Breakthrough Research on Alcohol Addiction

Researchers from Boston University Chobanian & Avedisian School of Medicine have identified that a peptide called pituitary adenylate cyclase-activating polypeptide (PACAP), is involved in heavy alcohol drinking. In addition, they have discovered that this peptide acts in the BNST area.

Using an established experimental model for heavy, intermittent alcohol drinking, the researchers observed that during withdrawal this model showed increased levels of the stress neuropeptide PACAP selectively in the BNST, compared to the control model.

Interestingly, a similar increase was also observed in the levels of another stress neuropeptide closely related to PACAP, the calcitonin gene-related peptide, or CGRP. Both peptides have been implicated in stress as well as pain sensitivity, but their role in alcohol addiction is less established.

Findings on PACAP’s Role in Alcohol Addiction

The researchers then used a virusA virus is a tiny infectious agent that is not considered a living organism. It consists of genetic material, either DNA or RNA, that is surrounded by a protein coat called a capsid. Some viruses also have an outer envelope made up of lipids that surrounds the capsid. Viruses can infect a wide range of organisms, including humans, animals, plants, and even bacteria. They rely on host cells to replicate and multiply, hijacking the cell's machinery to make copies of themselves. This process can cause damage to the host cell and lead to various diseases, ranging from mild to severe.

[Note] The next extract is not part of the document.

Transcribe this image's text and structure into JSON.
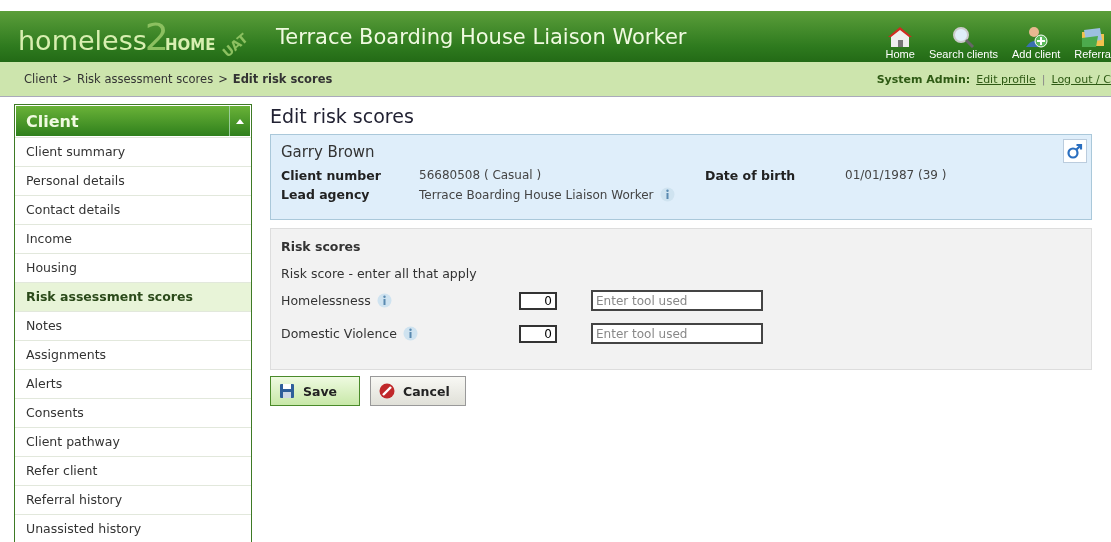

Common viral infections include the flu, colds, HIV, and COVID-19. Vaccines and antiviral medications can help prevent and treat viral infections.” data-gt-translate-attributes=”[{“attribute”:”data-cmtooltip”, “format”:”html”}]” tabindex=”0″ role=”link”>virus in a transgenic model to block the neural pathways containing PACAP that specifically arrive to the BNST. “We found that inhibiting PACAP to the BNST dramatically reduced heavy ethanol drinking,” explained co-corresponding author Valentina Sabino, Ph.D., co-director of the School’s Laboratory of Addictive Disorders as well as professor of pharmacology, physiology & biophysics.

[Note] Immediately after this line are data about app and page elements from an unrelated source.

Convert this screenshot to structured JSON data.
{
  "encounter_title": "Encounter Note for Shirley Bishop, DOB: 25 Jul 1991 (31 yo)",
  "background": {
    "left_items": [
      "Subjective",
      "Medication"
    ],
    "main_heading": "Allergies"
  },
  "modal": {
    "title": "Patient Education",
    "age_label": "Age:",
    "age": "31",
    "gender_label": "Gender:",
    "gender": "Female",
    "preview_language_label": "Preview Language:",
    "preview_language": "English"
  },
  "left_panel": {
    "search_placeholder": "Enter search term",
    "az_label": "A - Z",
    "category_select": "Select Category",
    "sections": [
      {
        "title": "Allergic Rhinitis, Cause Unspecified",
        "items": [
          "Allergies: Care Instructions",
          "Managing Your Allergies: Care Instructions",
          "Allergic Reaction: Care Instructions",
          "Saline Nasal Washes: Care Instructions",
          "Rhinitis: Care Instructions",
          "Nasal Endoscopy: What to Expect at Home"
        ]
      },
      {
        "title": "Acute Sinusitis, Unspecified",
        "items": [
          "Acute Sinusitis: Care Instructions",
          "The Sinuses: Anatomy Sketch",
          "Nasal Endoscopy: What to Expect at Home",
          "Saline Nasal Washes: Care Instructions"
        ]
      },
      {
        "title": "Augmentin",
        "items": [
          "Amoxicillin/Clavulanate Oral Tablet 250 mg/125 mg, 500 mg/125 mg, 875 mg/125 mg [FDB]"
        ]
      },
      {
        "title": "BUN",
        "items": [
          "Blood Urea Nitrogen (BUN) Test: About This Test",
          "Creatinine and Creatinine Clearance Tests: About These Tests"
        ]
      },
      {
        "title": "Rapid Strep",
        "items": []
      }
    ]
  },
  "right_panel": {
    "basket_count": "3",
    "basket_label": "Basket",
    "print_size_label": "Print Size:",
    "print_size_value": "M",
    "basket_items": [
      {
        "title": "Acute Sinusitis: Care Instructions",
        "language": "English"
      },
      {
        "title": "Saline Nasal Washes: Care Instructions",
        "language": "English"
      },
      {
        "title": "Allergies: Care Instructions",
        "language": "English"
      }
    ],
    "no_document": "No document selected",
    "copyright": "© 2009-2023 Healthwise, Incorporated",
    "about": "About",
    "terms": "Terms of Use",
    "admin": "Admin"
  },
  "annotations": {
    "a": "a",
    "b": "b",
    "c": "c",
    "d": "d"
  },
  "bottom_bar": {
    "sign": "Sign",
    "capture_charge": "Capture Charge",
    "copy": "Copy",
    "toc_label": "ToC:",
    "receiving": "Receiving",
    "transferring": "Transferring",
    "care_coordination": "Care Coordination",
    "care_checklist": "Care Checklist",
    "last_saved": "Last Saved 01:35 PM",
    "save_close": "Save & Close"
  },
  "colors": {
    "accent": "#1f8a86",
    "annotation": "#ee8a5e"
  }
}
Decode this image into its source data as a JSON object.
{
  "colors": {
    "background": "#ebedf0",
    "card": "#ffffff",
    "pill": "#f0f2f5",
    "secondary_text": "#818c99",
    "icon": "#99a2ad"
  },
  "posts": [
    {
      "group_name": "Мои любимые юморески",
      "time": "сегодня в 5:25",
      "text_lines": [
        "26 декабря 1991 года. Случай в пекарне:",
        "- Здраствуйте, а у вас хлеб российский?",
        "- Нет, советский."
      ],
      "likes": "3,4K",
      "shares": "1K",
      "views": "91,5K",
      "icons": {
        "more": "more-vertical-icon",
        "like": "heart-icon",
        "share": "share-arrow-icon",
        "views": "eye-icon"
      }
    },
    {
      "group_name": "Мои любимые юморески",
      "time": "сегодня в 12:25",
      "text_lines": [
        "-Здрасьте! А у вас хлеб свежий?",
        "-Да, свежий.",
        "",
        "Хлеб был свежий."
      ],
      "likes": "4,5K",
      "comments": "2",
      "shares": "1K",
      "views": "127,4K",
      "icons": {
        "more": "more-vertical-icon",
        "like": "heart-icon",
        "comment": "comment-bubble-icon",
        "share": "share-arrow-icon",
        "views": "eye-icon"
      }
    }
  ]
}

According to the researchers, these results provide evidence that this protein mediates the addictive properties of alcohol. “We found a key player, PACAP, driving heavy alcohol drinking, which can be targeted for the development of novel pharmacological therapies,” added co-corresponding author Pietro Cottone, Ph.D., associate professor of pharmacology, physiology & biophysics and co-director of the Laboratory of Addictive Disorders.

Reference: “Pituitary Adenylate Cyclase-Activating Polypeptide (PACAP) of the Bed Nucleus of the Stria Terminalis Mediates Heavy Alcohol Drinking in Mice” by Lauren Lepeak, Sophia Miracle, Antonio Ferragud, Mariel P. Seiglie, Samih Shafique, Zeynep Ozturk, Margaret A. Minnig, Gianna Medeiros, Pietro Cottone and Valentina Sabino, 1 December 2023, eNeuro.
DOI: 10.1523/ENEURO.0424-23.2023

Funding for this study was to grants number AA026051 (PC), AA025038 (VS), and AA024439 (VS) from the National Institute on Alcohol and Alcoholism (NIAAA), the Boston University Undergraduate Research Opportunities Program (UROP), the Boston University Micro and Nano Imaging Facility and the Office of the Director of the National Institutes of HealthThe National Institutes of Health (NIH) is the primary agency of the United States government responsible for biomedical and public health research. Founded in 1887, it is a part of the U.S. Department of Health and Human Services. The NIH conducts its own scientific research through its Intramural Research Program (IRP) and provides major biomedical research funding to non-NIH research facilities through its Extramural Research Program. With 27 different institutes and centers under its umbrella, the NIH covers a broad spectrum of health-related research, including specific diseases, population health, clinical research, and fundamental biological processes. Its mission is to seek fundamental knowledge about the nature and behavior of living systems and the application of that knowledge to enhance health, lengthen life, and reduce illness and disability.” data-gt-translate-attributes=”[{“attribute”:”data-cmtooltip”, “format”:”html”}]” tabindex=”0″ role=”link”>National Institutes of Health (S10OD024993).

Source: SciTechDaily